Arguments Against Physical Machines Jenna Beran
In A Contemporary Defense of Dualism, J. P. Moreland challenges the problem of mind and body. He uses the terms intentionality and subjectivity to argue that humans are not physical machines. Subjectivity is the opinions and feelings from experience that is unique to the individual. Intentionality describes how thought can be directed on a particular object. This is consciousness. These terms are what make human beings distinct from physical machines. Moreland argues that human beings are different from a physical machine because humans have a mind that uses intentionality and subjectivity.
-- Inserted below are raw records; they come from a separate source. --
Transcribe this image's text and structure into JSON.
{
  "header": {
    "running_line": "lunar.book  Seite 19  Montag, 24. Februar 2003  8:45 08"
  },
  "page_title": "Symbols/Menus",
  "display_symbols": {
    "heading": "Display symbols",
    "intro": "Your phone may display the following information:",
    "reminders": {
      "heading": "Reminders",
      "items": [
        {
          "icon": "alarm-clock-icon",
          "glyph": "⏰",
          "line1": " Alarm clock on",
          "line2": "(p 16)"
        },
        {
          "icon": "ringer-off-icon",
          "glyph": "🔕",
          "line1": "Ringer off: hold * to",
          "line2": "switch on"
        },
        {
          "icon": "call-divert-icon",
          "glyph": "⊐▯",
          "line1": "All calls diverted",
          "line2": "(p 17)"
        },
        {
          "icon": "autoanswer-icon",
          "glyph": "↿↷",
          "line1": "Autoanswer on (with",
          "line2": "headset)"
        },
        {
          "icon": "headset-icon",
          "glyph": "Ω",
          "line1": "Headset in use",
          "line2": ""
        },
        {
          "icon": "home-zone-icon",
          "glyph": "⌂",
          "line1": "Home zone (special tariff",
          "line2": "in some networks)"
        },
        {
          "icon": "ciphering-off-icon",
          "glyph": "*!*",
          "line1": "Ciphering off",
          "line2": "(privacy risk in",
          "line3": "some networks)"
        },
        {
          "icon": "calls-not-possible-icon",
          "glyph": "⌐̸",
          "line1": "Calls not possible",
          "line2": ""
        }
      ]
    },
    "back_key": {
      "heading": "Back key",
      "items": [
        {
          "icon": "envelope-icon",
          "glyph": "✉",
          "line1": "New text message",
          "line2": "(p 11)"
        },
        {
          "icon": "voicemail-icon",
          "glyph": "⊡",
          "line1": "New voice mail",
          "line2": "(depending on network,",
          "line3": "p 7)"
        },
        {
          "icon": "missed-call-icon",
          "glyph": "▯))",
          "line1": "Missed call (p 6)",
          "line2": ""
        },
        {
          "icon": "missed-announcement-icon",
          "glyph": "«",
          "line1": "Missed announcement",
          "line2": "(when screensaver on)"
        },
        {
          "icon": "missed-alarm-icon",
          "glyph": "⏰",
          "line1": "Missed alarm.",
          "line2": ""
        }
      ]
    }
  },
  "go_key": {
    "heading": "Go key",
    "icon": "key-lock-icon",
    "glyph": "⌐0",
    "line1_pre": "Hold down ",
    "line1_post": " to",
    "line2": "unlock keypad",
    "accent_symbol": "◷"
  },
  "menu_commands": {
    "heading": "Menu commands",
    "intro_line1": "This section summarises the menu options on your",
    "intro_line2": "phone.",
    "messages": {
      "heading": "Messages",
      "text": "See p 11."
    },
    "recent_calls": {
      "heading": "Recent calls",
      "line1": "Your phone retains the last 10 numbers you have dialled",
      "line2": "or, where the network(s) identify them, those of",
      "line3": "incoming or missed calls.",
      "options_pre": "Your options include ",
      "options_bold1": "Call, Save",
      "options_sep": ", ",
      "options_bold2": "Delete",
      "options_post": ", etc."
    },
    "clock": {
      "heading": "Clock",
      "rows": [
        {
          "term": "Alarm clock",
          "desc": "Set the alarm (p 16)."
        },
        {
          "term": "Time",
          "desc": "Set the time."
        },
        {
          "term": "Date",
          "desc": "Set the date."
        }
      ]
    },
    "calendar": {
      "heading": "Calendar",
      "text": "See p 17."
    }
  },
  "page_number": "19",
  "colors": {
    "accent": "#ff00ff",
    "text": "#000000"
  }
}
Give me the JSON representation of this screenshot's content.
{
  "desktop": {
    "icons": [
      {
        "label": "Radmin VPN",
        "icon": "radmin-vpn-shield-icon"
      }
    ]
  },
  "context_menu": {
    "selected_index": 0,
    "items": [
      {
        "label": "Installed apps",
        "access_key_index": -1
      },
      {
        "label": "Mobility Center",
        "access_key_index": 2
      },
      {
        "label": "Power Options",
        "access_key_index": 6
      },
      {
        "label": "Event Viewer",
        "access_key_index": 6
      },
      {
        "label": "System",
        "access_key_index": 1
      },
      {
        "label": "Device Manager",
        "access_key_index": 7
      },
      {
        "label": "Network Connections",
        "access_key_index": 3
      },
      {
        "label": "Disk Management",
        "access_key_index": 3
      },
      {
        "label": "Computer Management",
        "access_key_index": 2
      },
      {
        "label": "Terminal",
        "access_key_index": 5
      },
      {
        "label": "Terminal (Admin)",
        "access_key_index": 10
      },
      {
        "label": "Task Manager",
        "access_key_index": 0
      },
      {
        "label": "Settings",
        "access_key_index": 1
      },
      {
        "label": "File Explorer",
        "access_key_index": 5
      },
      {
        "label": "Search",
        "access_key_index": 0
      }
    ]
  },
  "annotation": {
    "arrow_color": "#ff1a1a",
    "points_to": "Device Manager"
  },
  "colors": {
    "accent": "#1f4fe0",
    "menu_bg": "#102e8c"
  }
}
Moreland compares the intentionality and subjectivity of physical things to the mind. Humans are able to think about desires and beliefs with the use of intentionality. We are not just a bundle of nerves that take in sensory information and give feedback because of the intentionality of the mind. Instead, human beings are able to process the sensory information, and give feedback through unique opinions. The combination of consciousness and experience are what makes every human unique in the world. When looking at a physical object like a computer, it doesn’t have the characteristics of subjectivity and intentionality. The computer does not have subjectivity because it cannot feel emotions. The computer also doesn’t have intentionality because it cannot express its beliefs. Humans can envision objects that do not really exist such as a